West Virginia coal baron guilty of misdemeanour

Members of a West Virginia jury on Thursday found former Massey Energy chief executive, Don Blankenship, guilty of conspiring to commit mine safety violations relating to a deadly 2010 coal mine explosion.

The 8-women and 4-men jury in Charleston were handed the case Tuesday afternoon after spending more than six weeks listening the 27 witnesses that gave testimony in court.

Blankenship, 65, was charged with  conspiring to break mine safety laws at Upper Big Branch Mine, and then lying to investors and federal authorities after an explosion at the mine killed 29 miners.

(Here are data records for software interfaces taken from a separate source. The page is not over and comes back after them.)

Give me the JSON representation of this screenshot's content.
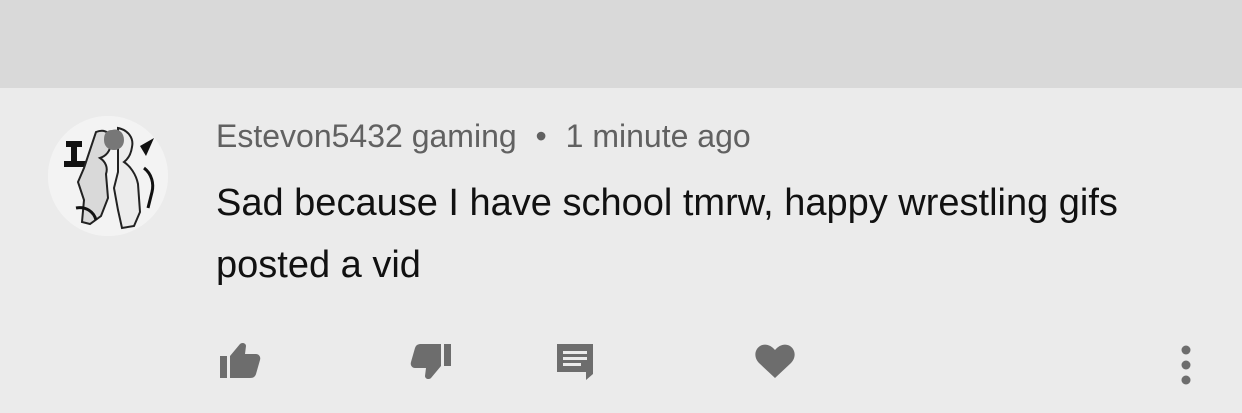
{
  "comment": {
    "author": "Estevon5432 gaming",
    "separator": "•",
    "time": "1 minute ago",
    "text": "Sad because I have school tmrw, happy wrestling gifs posted a vid"
  },
  "icons": {
    "like": "thumbs-up-icon",
    "dislike": "thumbs-down-icon",
    "reply": "comment-icon",
    "heart": "heart-icon",
    "more": "more-vert-icon"
  },
  "colors": {
    "background": "#ebebeb",
    "top_band": "#d9d9d9",
    "icon": "#6d6d6d",
    "meta_text": "#616161",
    "body_text": "#111111"
  }
}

He was found not guilty of making false statements to federal regulators and securities fraud and Blankenship now only faces up to one year in prison on the conspiracy charge which is  a misdemeanor. He faced up to 30 years in prison if he was convicted on all charges. His attorney Bill Taylor told reporters he will appeal the Charleston Gazette reports.

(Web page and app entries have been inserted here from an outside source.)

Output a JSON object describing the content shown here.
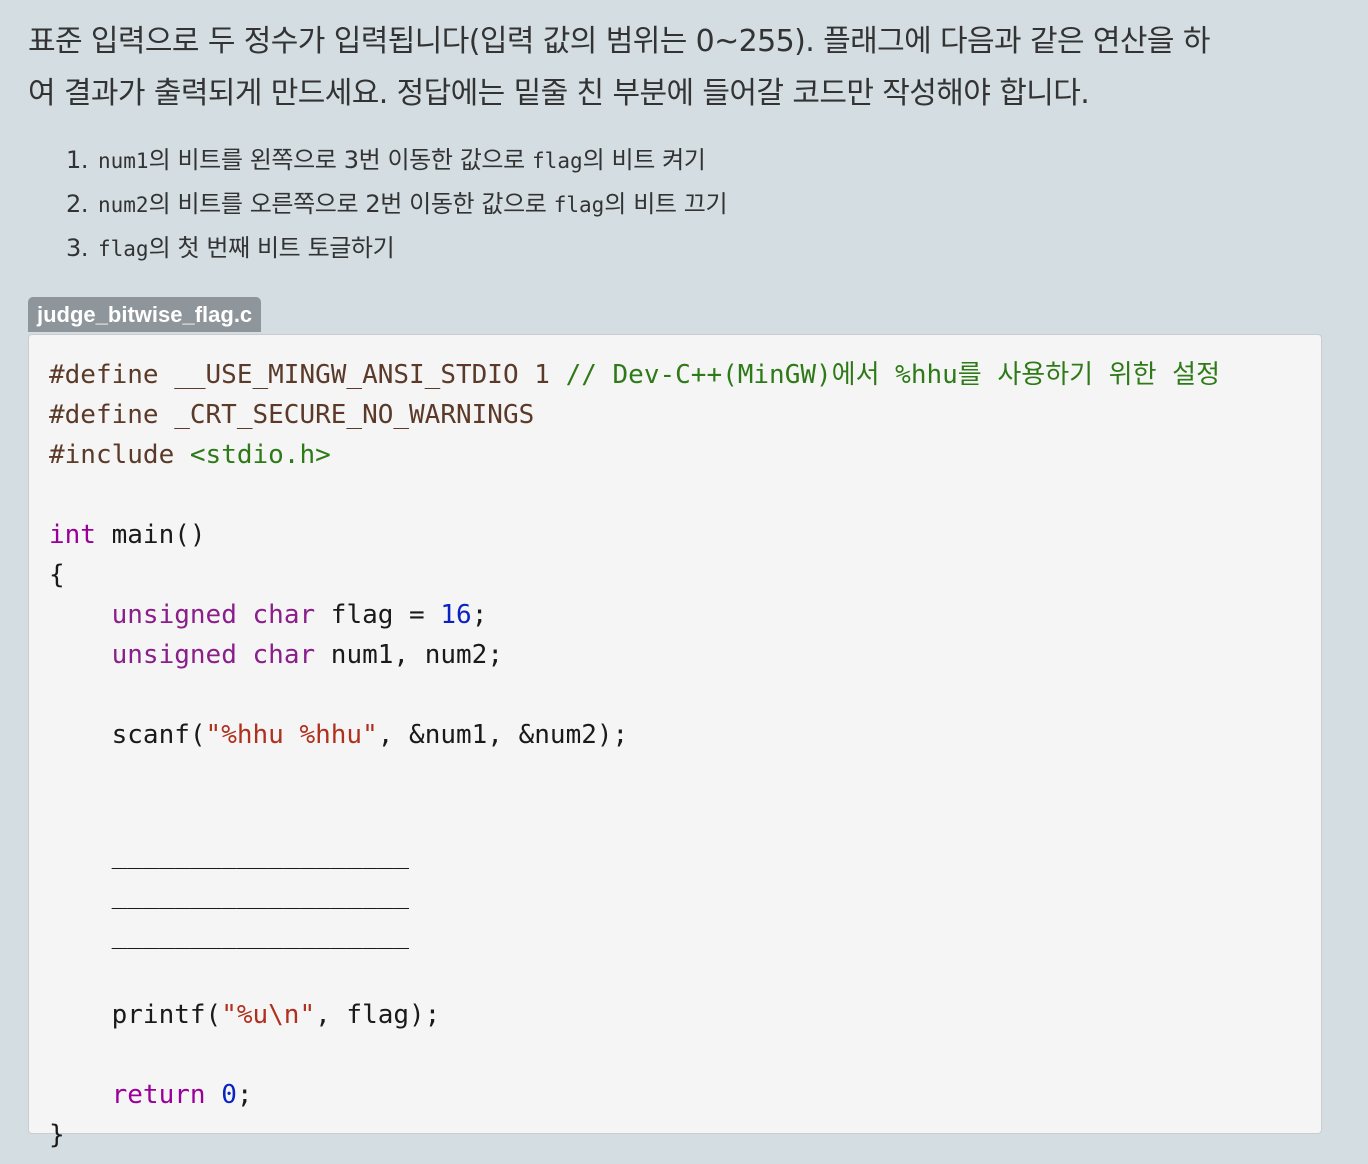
{
  "intro": {
    "line1": "표준 입력으로 두 정수가 입력됩니다(입력 값의 범위는 0~255). 플래그에 다음과 같은 연산을 하",
    "line2": "여 결과가 출력되게 만드세요. 정답에는 밑줄 친 부분에 들어갈 코드만 작성해야 합니다."
  },
  "steps": [
    {
      "num": "1.",
      "var": "num1",
      "text": "의 비트를 왼쪽으로 3번 이동한 값으로 ",
      "var2": "flag",
      "text2": "의 비트 켜기"
    },
    {
      "num": "2.",
      "var": "num2",
      "text": "의 비트를 오른쪽으로 2번 이동한 값으로 ",
      "var2": "flag",
      "text2": "의 비트 끄기"
    },
    {
      "num": "3.",
      "var": "flag",
      "text": "의 첫 번째 비트 토글하기",
      "var2": "",
      "text2": ""
    }
  ],
  "file": {
    "name": "judge_bitwise_flag.c"
  },
  "code": {
    "l1_a": "#define __USE_MINGW_ANSI_STDIO 1 ",
    "l1_comment": "// Dev-C++(MinGW)에서 %hhu를 사용하기 위한 설정",
    "l2": "#define _CRT_SECURE_NO_WARNINGS",
    "l3_a": "#include ",
    "l3_b": "<stdio.h>",
    "l5_kw": "int",
    "l5_rest": " main()",
    "l6": "{",
    "l7_indent": "    ",
    "l7_kw1": "unsigned",
    "l7_kw2": "char",
    "l7_rest": " flag = ",
    "l7_num": "16",
    "l7_end": ";",
    "l8_rest": " num1, num2;",
    "l10_a": "    scanf(",
    "l10_str": "\"%hhu %hhu\"",
    "l10_b": ", &num1, &num2);",
    "blank1": "    ___________________",
    "blank2": "    ___________________",
    "blank3": "    ___________________",
    "l16_a": "    printf(",
    "l16_str": "\"%u\\n\"",
    "l16_b": ", flag);",
    "l18_kw": "return",
    "l18_num": "0",
    "l18_end": ";",
    "l19": "}"
  }
}
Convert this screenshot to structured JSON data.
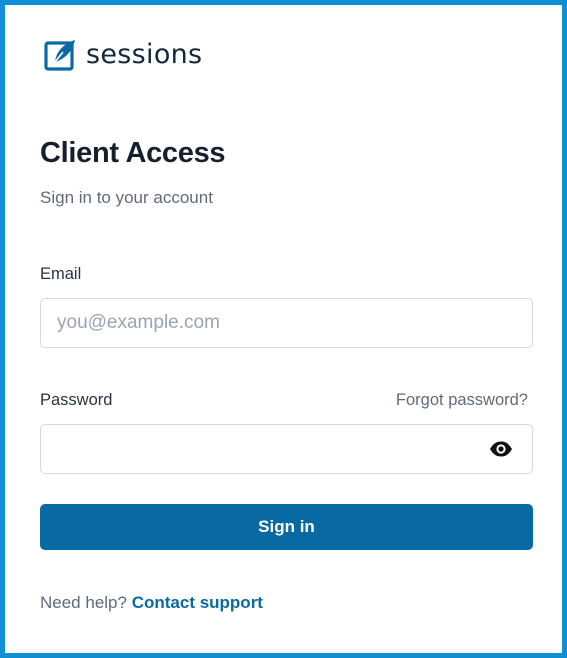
{
  "brand": {
    "name": "sessions",
    "logo_icon": "feather-checkbox-icon",
    "logo_color": "#0b6aa2"
  },
  "header": {
    "title": "Client Access",
    "subtitle": "Sign in to your account"
  },
  "form": {
    "email": {
      "label": "Email",
      "placeholder": "you@example.com",
      "value": ""
    },
    "password": {
      "label": "Password",
      "value": "",
      "toggle_icon": "eye-icon"
    },
    "forgot_label": "Forgot password?",
    "submit_label": "Sign in"
  },
  "footer": {
    "help_text": "Need help?",
    "support_link": "Contact support"
  },
  "colors": {
    "border_frame": "#0f8fd6",
    "primary_button": "#0969a3",
    "link": "#0b6aa2",
    "muted_text": "#5f6b7a",
    "heading": "#161f2e"
  }
}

The former mine boss denied any wrongdoing. His attorneys rested their case without calling a single witness arguing that prosecutors failed to meet the burden of proof required to convict Blankenship on any count.